Boat habitants traditionally lived on small wooden boats and barely made ends meet by fishing in coastal waters. As Robert Nani said, “it's hard to believe five or six people lived on such a boat together.” Nani is a Ghanaian internet celebrity who has been living in China for 12 years. He got to board a boat and experience what it was like to be a boat dweller. “It would be unimaginable if they ran into a weather disaster,” he added.
Since the 1950s, the first boat dwellers began to move to land under government programs and the first houses were built for them to live. From that point, a real fishery village took shape.
“It's really impressive to come here and see the transformation that has happened … they had little museums. With the pictures and stories in the exhibits, we can see a long-term process,” China Daily reporter Anthony Perry said. “They definitely run through hard times. Now their lives are a lot better. That's really good to see,” he said.
Since 1997, higher-level Party committees and governments have attached great importance to help fishermen in Xipi village settle ashore. Many Party members were based in the village to provide assistance, especially to poor households.
“The way China was able to announce absolute poverty had been eliminated at the end of last year – it's an amazing achievement.
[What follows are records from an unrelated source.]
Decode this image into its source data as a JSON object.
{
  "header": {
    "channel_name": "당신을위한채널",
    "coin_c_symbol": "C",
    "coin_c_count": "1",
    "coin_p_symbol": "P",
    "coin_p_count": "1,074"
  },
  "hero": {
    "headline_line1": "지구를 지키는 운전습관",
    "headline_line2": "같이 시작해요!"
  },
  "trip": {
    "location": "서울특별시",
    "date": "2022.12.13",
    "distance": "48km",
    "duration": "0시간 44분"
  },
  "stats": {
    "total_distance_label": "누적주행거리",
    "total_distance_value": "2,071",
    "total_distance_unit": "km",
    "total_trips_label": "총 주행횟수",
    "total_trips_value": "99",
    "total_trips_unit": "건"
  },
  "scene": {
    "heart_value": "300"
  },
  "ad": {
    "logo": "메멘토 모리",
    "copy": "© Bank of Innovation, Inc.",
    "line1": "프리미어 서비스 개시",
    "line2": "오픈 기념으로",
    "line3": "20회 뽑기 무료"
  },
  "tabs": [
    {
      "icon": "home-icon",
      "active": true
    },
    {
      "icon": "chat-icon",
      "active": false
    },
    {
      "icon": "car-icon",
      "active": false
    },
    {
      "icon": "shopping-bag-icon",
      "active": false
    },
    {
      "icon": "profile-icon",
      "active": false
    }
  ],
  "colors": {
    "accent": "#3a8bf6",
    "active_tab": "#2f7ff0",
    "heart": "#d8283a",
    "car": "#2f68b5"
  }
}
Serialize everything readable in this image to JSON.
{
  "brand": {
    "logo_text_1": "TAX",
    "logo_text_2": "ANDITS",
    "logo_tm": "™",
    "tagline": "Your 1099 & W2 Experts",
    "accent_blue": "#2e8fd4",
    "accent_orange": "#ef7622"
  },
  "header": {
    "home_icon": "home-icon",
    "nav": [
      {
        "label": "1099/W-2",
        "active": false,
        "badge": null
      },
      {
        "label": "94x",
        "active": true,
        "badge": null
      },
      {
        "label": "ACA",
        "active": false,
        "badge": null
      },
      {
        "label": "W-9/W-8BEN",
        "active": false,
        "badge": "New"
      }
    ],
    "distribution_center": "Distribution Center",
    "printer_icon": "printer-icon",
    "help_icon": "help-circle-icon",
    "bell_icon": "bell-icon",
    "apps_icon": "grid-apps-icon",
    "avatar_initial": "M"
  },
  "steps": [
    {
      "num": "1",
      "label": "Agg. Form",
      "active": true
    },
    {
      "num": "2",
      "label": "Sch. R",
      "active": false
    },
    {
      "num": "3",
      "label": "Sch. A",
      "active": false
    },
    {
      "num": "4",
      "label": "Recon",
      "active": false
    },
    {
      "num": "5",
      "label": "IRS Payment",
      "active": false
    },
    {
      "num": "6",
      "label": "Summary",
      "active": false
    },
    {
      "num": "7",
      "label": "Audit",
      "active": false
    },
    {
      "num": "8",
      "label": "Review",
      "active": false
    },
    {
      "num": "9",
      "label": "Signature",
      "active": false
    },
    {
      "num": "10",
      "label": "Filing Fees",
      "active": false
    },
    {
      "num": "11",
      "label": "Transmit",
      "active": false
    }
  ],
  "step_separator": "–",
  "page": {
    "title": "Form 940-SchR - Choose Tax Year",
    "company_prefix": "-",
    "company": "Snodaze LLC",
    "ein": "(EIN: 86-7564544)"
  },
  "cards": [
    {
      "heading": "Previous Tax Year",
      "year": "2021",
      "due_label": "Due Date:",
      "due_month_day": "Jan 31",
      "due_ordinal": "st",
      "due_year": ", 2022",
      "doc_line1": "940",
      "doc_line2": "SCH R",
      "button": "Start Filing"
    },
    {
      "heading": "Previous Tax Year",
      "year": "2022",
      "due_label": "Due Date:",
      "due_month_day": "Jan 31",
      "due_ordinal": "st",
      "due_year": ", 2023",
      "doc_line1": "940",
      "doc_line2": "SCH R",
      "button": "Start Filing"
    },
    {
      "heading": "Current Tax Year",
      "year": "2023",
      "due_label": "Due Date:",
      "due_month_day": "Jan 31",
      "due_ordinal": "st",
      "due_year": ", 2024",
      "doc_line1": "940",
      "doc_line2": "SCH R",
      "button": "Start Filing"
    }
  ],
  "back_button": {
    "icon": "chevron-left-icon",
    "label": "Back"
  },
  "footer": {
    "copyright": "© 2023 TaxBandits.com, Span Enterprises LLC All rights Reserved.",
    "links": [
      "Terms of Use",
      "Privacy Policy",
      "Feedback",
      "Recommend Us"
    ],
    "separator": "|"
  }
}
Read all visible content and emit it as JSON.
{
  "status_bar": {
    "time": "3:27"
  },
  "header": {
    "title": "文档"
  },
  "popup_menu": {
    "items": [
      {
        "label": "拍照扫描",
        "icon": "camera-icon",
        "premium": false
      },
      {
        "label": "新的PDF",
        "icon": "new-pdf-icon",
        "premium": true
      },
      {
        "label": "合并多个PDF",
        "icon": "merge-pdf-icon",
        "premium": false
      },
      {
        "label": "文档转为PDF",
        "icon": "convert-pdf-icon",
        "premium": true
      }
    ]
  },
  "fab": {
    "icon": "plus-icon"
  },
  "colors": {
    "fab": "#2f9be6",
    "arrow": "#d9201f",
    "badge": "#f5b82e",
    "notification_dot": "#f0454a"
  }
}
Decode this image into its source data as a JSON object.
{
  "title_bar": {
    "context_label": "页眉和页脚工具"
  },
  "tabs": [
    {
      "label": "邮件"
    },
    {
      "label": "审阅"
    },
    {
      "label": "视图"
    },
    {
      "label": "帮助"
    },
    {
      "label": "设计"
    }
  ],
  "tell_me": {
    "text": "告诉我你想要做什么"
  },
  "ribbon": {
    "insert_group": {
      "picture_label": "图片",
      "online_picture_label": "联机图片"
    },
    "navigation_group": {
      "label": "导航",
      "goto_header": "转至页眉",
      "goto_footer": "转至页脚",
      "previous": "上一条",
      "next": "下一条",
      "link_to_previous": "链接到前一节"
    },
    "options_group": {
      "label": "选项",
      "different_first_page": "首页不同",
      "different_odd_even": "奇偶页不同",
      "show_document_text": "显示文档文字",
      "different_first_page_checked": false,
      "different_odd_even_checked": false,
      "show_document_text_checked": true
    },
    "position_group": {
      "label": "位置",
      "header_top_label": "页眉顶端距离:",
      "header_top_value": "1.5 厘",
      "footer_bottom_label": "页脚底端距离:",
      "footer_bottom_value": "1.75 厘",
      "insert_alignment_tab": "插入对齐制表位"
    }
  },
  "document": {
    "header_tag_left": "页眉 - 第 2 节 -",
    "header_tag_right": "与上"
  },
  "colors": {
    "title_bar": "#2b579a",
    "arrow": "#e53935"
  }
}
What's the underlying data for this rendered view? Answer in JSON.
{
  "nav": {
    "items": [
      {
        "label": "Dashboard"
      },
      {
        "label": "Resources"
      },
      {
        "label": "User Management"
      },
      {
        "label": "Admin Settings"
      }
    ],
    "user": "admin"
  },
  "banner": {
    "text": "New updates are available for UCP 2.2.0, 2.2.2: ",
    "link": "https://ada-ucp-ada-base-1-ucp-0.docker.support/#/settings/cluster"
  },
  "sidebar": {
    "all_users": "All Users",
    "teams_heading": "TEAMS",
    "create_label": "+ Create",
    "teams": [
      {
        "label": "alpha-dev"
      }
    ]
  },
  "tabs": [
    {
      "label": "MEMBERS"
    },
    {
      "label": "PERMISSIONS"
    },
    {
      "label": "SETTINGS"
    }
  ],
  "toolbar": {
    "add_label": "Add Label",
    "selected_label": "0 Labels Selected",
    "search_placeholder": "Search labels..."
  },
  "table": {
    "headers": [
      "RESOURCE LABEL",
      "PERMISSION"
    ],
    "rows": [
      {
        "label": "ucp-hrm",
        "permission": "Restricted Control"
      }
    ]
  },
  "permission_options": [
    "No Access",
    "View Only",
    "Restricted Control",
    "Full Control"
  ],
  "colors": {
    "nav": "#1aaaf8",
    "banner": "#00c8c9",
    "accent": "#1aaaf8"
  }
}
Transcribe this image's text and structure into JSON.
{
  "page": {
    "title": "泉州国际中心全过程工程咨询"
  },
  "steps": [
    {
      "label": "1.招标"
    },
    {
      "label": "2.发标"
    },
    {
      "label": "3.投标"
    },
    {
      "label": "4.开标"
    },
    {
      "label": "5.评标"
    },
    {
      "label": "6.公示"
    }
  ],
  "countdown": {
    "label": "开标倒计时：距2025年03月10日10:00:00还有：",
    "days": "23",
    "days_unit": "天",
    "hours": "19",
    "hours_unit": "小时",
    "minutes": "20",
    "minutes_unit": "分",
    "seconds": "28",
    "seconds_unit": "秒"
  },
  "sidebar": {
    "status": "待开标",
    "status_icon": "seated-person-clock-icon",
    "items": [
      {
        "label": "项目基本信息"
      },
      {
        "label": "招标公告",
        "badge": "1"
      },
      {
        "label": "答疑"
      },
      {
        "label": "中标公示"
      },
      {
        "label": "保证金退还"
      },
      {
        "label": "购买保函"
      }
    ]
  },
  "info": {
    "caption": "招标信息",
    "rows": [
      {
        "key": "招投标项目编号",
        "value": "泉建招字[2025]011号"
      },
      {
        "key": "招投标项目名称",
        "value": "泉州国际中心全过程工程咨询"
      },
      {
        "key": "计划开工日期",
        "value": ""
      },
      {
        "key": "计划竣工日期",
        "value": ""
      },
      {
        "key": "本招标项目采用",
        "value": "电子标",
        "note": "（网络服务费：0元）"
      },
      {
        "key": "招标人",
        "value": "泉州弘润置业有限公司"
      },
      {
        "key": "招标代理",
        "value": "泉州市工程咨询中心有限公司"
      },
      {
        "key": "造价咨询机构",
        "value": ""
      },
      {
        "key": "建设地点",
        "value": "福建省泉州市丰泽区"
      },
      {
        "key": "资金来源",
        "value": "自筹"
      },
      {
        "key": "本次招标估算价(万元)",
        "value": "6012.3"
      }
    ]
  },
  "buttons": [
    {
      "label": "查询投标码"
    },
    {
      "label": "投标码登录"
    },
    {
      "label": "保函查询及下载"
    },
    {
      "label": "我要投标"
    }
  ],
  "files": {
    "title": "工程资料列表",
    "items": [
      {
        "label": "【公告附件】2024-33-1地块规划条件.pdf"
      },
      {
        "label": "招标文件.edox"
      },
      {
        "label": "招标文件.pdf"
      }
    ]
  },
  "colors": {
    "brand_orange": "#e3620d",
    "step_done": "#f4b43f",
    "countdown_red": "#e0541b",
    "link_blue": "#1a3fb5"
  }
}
No country has been able to put together those numbers of people that had been helped in that way,” Perry said.